I guess all that stuff about encouragement was not so much meant for you as it was for me. Funny how God works sometimes. Regardless, I'm so pleased to know that he cares enough about me to reach out and give me the things he knows I need, or will need, as the case may be. As promised, here is the article by Walter Albrittton who is a family member of a church friend, as well as a retired minister. It was written for the Opelika-Auburn News on July 19, 2009. I hope you enjoy it and get as much encouragement from it as I did.
The Journey May Be Hard But Encouragement Helps Us Endure
The recent serious illness of my wife caused me to take a fresh look at my priorities. Such wake-up calls are always helpful. Human nature being what it is we all tend to lose focus on what really matters. The jarring prospect of losing someone you love dearly can clear the cobwebs from your brain.
Putting first things first is never easy. But it is possible. And it is necessary if we are to live well. Now and then we must stop the merry-go-round, look in the mirror, and take an honest look at how we are living. Are the choices we are making everyday helping us to make the most of our brief span of life?
Trouble reminds us that the journey of life can be long and hard. None of us is immune from suffering. Our personal problems may be difficult but we quickly discover that others are hurting too. To be human is to suffer.
Life is hard. But it is also a mixture of good and bad. There is pain and there is pleasure. We may be laughing one day and crying the next. As we grow up we learn to accept the bitter with the sweet, the rain with the sunshine.
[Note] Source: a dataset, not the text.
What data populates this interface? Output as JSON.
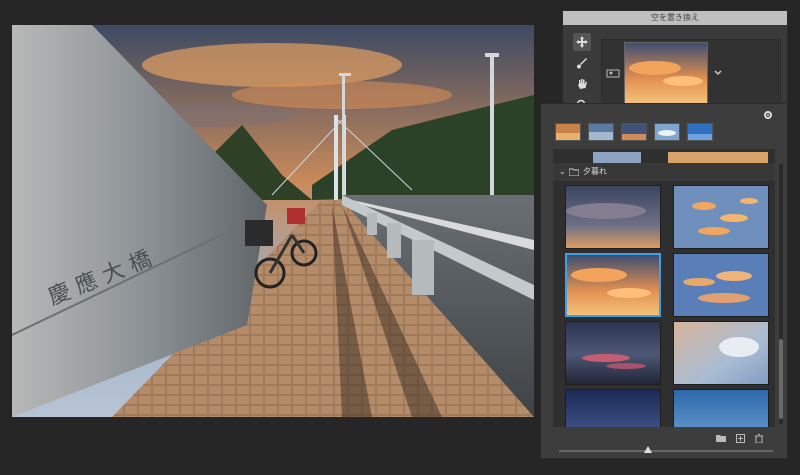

Reasonably mature people find a way to handle this mixture. Otherwise they become cynical, allowing bad stuff to rob them of their joy.
Maturity does not come easily. It comes gradually, usually the result of a lifelong search. None of us reaches it without help. The help we all need is that strange thing we call encouragement. It is hard to describe but when you receive it, you know that you have been given something more valuable than money.
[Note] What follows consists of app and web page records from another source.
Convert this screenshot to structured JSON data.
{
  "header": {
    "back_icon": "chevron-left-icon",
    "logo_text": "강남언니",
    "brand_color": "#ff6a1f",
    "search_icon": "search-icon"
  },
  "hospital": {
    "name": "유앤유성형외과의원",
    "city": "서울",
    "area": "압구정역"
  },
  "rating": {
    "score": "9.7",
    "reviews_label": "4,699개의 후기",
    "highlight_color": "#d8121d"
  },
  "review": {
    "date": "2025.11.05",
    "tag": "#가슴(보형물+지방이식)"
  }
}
Oddly, the only people who can offer us encouragement are fellow struglers, friends who step outside their own troubles long enough to come alongside us and cheer us up. So often the people who come to comfort us when we are hurting are themselves in pain. The fact that they do not speak of their own pain makes their comfort all the more wonderful.
Encouragement is like oxygen; we will die without it. People do not die from loneliness; they die from lack of encouragement. Everybody needs somebody who will encourage them to persevere and not give up. But we soon learn that it is foolish to expect encouragement from everyone. Those who become cynical are simply unable to encourage others.
All of us have some people in our lives who are examiners rather than encouragers. Examiners constantly evaluate us. They enjoy pointing out what is wrong with us. Examiners try to convince us we are inadequate and that we will never make it no matter how hard we try.
Encouragers offer us affirmation instead of criticism. They are our cheerleaders. They give us hope that "we can do it." Their praise inspires us to believe in ourselves and to reach for the best that we can be. And it is good news that every person has the potential to be an encourager to some fellow struggler. Each of us can choose to live as an examiner or an encourager.
During recent days of soul-searching many encouragers have come alongside us with hope and comfort. They have laughed with us, hugged us, prayed for us, and made us feel loved. They have generously blessed us with food and flowers. They have put their own pain aside long enough to care for us. And they have made a profound difference. We have been cheered far beyond our deserving. Love does indeed ease one's pain.
Once more Dean and I have been reminded that though the journey home is sometimes long and hard, the loving encouragement of friends helps us endure. And what is true for us is true for others. As strength returns, we must be up and doing the things that matter most. As long as we have breath, we too can make the hard journey of others more bearable by offering the precious gift of encouragement. Doing so will help us to put first things first.